> Try it
Return every entry below exactly as written, minus the pictures.

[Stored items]
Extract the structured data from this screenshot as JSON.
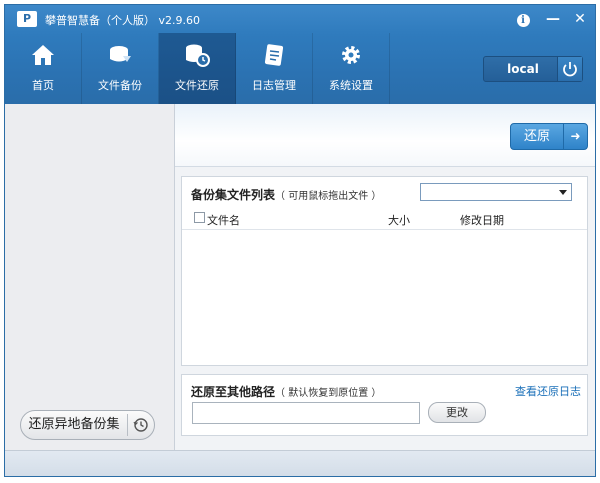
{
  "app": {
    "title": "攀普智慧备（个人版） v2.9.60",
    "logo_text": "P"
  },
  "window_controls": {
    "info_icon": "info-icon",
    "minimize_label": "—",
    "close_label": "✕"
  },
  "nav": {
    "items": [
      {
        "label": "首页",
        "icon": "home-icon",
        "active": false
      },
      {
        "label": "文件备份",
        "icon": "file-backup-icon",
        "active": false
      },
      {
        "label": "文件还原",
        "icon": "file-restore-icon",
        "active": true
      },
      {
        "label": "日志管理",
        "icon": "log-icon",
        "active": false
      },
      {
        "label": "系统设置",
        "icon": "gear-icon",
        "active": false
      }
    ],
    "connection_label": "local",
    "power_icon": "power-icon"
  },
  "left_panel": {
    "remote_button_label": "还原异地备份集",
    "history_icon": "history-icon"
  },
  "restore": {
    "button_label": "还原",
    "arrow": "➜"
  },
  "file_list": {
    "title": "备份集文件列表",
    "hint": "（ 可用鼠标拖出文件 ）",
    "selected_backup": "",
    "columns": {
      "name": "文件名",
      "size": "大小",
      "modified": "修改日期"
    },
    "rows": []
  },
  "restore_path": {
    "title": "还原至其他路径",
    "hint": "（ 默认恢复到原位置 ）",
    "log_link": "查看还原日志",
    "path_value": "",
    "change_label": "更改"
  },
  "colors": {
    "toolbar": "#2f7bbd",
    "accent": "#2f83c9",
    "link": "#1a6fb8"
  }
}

> Written answer
Extract the structured data from this screenshot as JSON.
{
  "app": {
    "title": "攀普智慧备（个人版） v2.9.60",
    "logo_text": "P"
  },
  "window_controls": {
    "info_icon": "info-icon",
    "minimize_label": "—",
    "close_label": "✕"
  },
  "nav": {
    "items": [
      {
        "label": "首页",
        "icon": "home-icon",
        "active": false
      },
      {
        "label": "文件备份",
        "icon": "file-backup-icon",
        "active": false
      },
      {
        "label": "文件还原",
        "icon": "file-restore-icon",
        "active": true
      },
      {
        "label": "日志管理",
        "icon": "log-icon",
        "active": false
      },
      {
        "label": "系统设置",
        "icon": "gear-icon",
        "active": false
      }
    ],
    "connection_label": "local",
    "power_icon": "power-icon"
  },
  "left_panel": {
    "remote_button_label": "还原异地备份集",
    "history_icon": "history-icon"
  },
  "restore": {
    "button_label": "还原",
    "arrow": "➜"
  },
  "file_list": {
    "title": "备份集文件列表",
    "hint": "（ 可用鼠标拖出文件 ）",
    "selected_backup": "",
    "columns": {
      "name": "文件名",
      "size": "大小",
      "modified": "修改日期"
    },
    "rows": []
  },
  "restore_path": {
    "title": "还原至其他路径",
    "hint": "（ 默认恢复到原位置 ）",
    "log_link": "查看还原日志",
    "path_value": "",
    "change_label": "更改"
  },
  "colors": {
    "toolbar": "#2f7bbd",
    "accent": "#2f83c9",
    "link": "#1a6fb8"
  }
}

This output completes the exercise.